> **SUPPLIED DATA**
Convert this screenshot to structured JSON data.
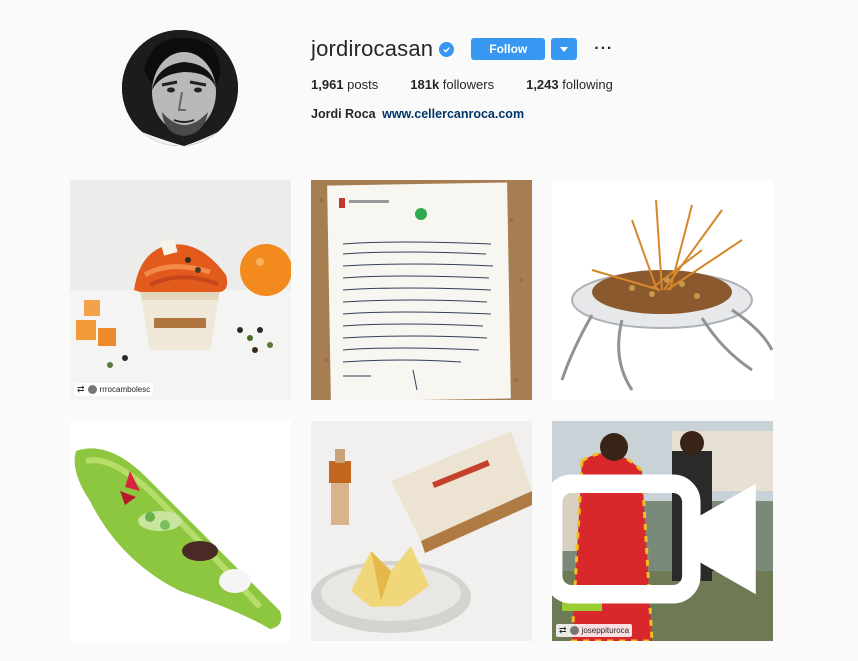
{
  "profile": {
    "username": "jordirocasan",
    "verified": true,
    "follow_label": "Follow",
    "more_label": "···",
    "stats": [
      {
        "count": "1,961",
        "label": "posts"
      },
      {
        "count": "181k",
        "label": "followers"
      },
      {
        "count": "1,243",
        "label": "following"
      }
    ],
    "bio_name": "Jordi Roca",
    "bio_link": "www.cellercanroca.com"
  },
  "posts": [
    {
      "subject": "ice cream cup with orange",
      "repost_user": "rrrocambolesc",
      "video": false
    },
    {
      "subject": "handwritten letter on corkboard",
      "repost_user": "",
      "video": false
    },
    {
      "subject": "plated dish with sticks",
      "repost_user": "",
      "video": false
    },
    {
      "subject": "green spoon dish",
      "repost_user": "",
      "video": false
    },
    {
      "subject": "book and paper dessert",
      "repost_user": "",
      "video": false
    },
    {
      "subject": "people outdoors",
      "repost_user": "joseppituroca",
      "video": true
    }
  ],
  "colors": {
    "accent": "#3897f0",
    "link": "#003569",
    "background": "#fafafa"
  }
}
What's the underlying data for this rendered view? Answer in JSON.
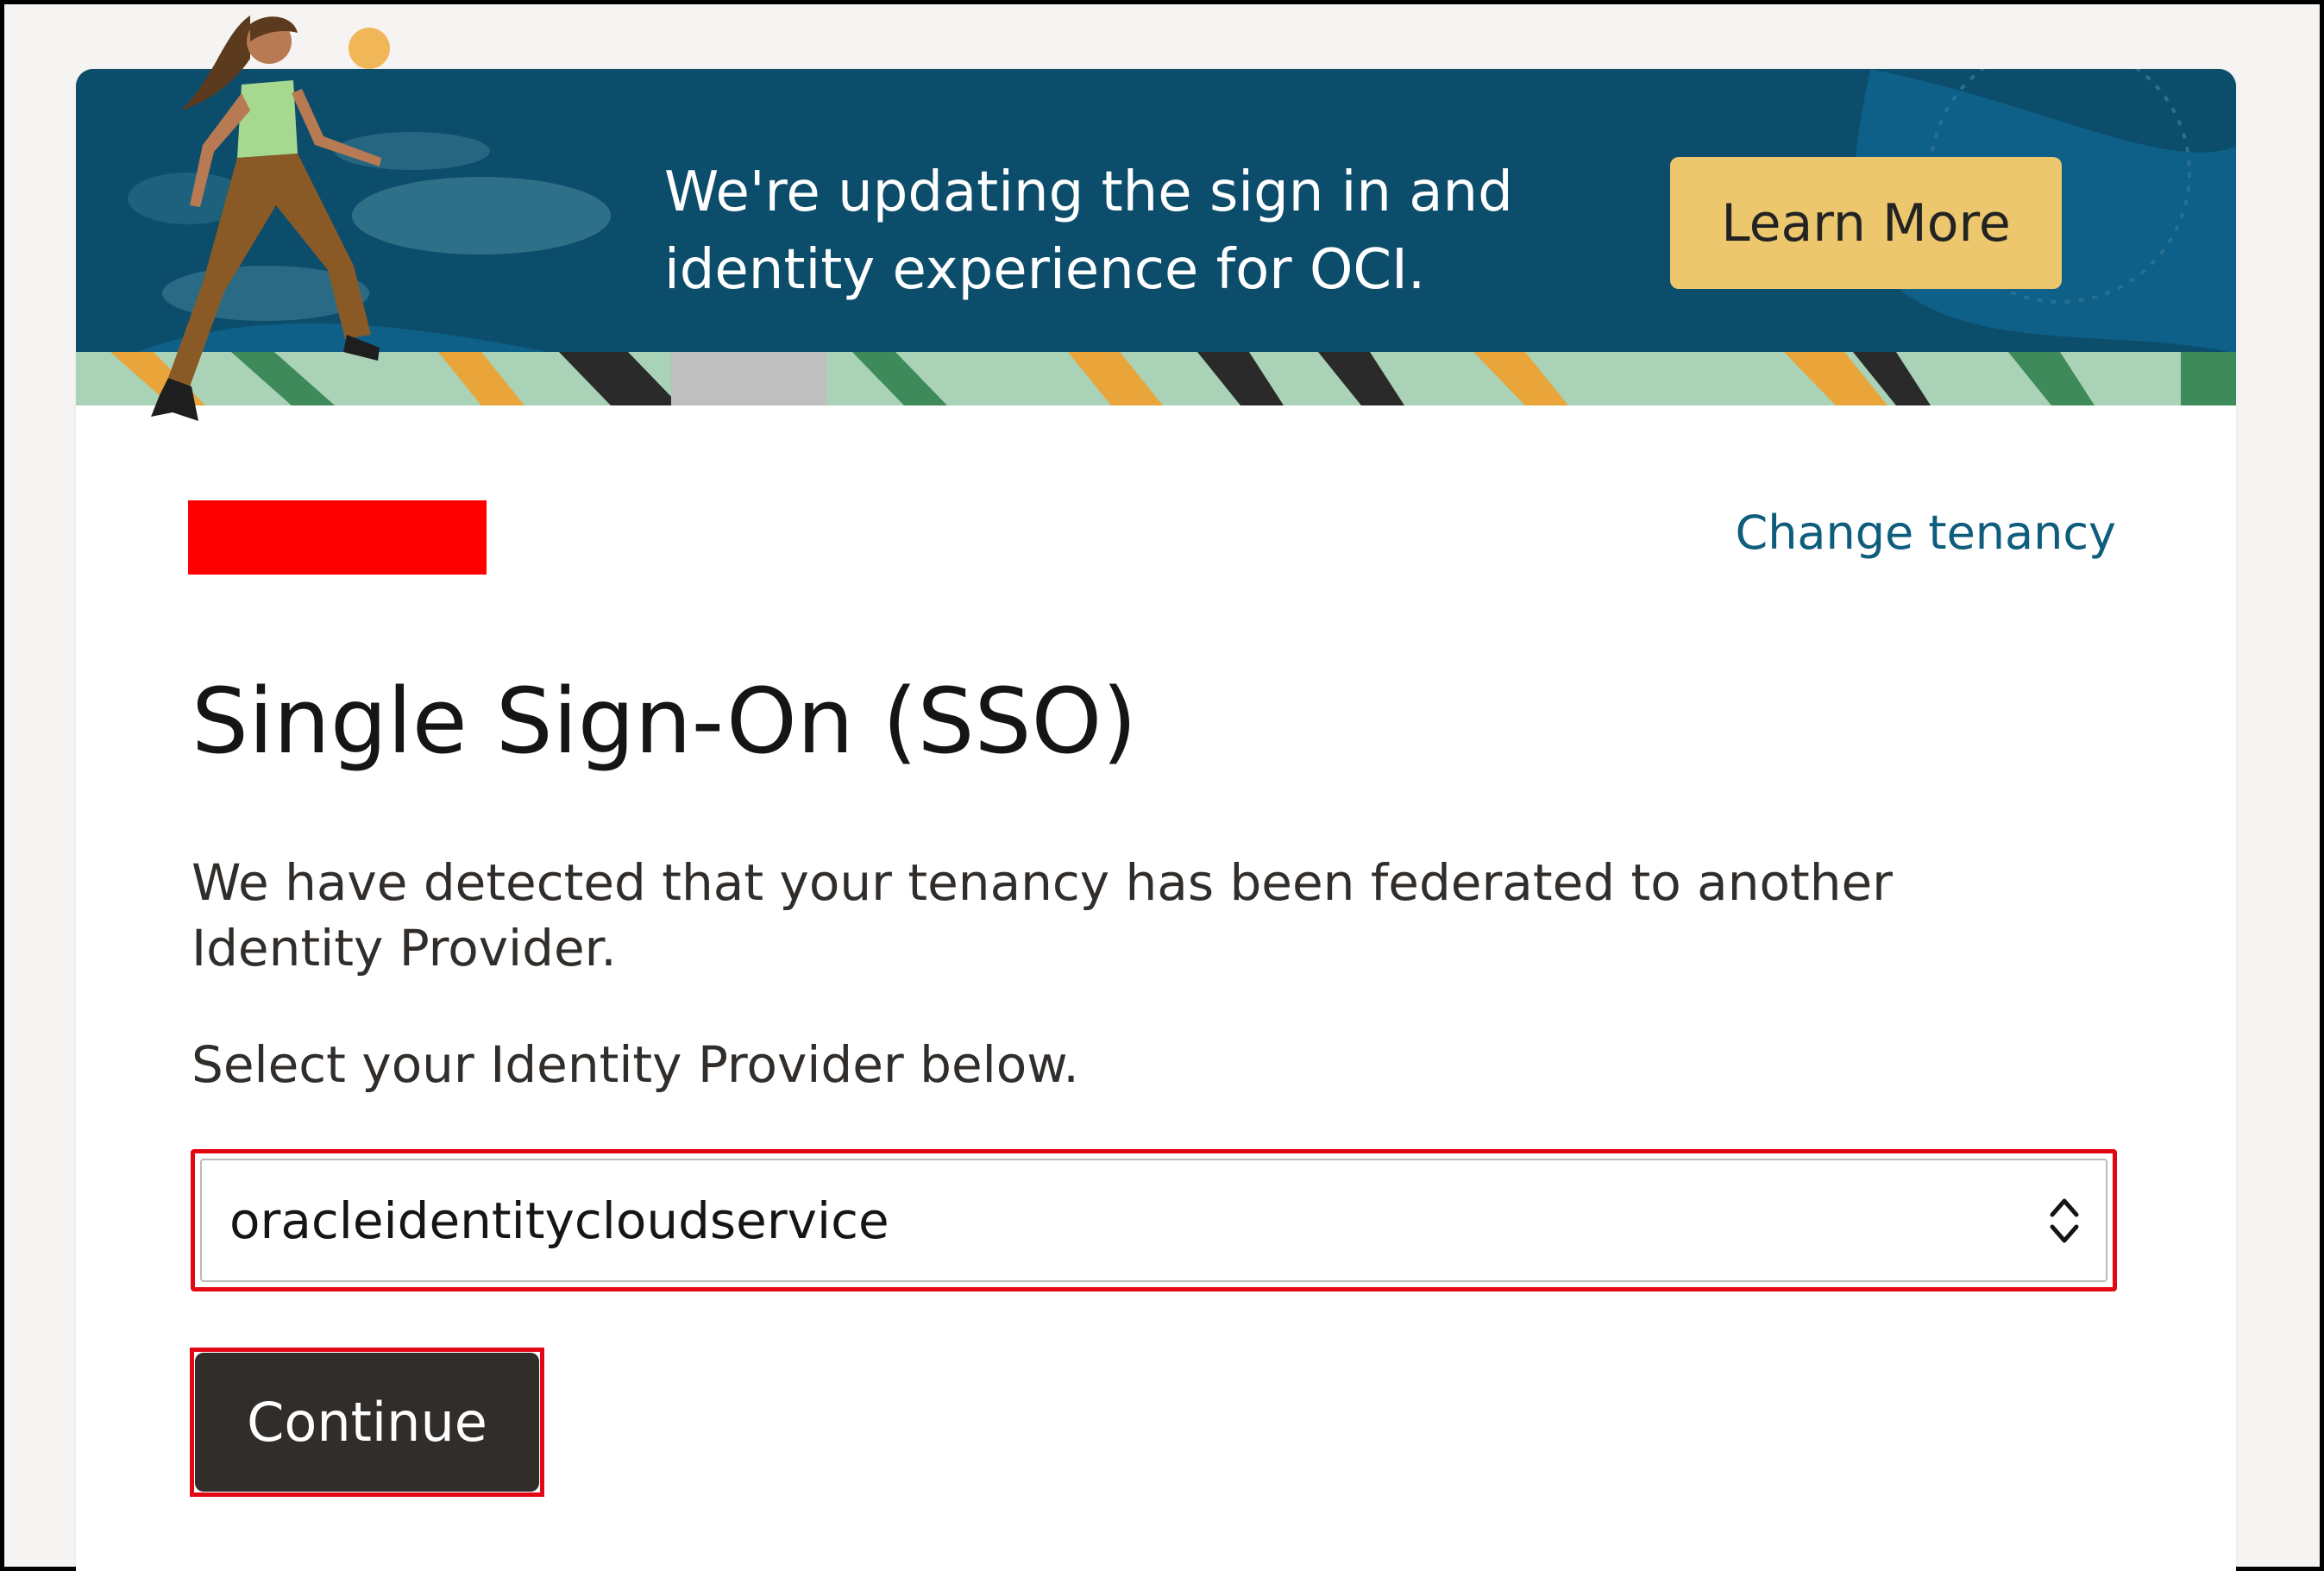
{
  "banner": {
    "line1": "We're updating the sign in and",
    "line2": "identity experience for OCI.",
    "learn_more_label": "Learn More",
    "background_color": "#0c4d6b",
    "button_color": "#ecc76e"
  },
  "header": {
    "change_tenancy_label": "Change tenancy"
  },
  "main": {
    "title": "Single Sign-On (SSO)",
    "description": "We have detected that your tenancy has been federated to another Identity Provider.",
    "select_prompt": "Select your Identity Provider below.",
    "identity_provider_value": "oracleidentitycloudservice",
    "continue_label": "Continue"
  },
  "colors": {
    "highlight": "#e30613",
    "link": "#0f5d7d",
    "primary_button": "#312d2a"
  }
}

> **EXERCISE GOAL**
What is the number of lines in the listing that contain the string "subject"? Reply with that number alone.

> **REPLY**
6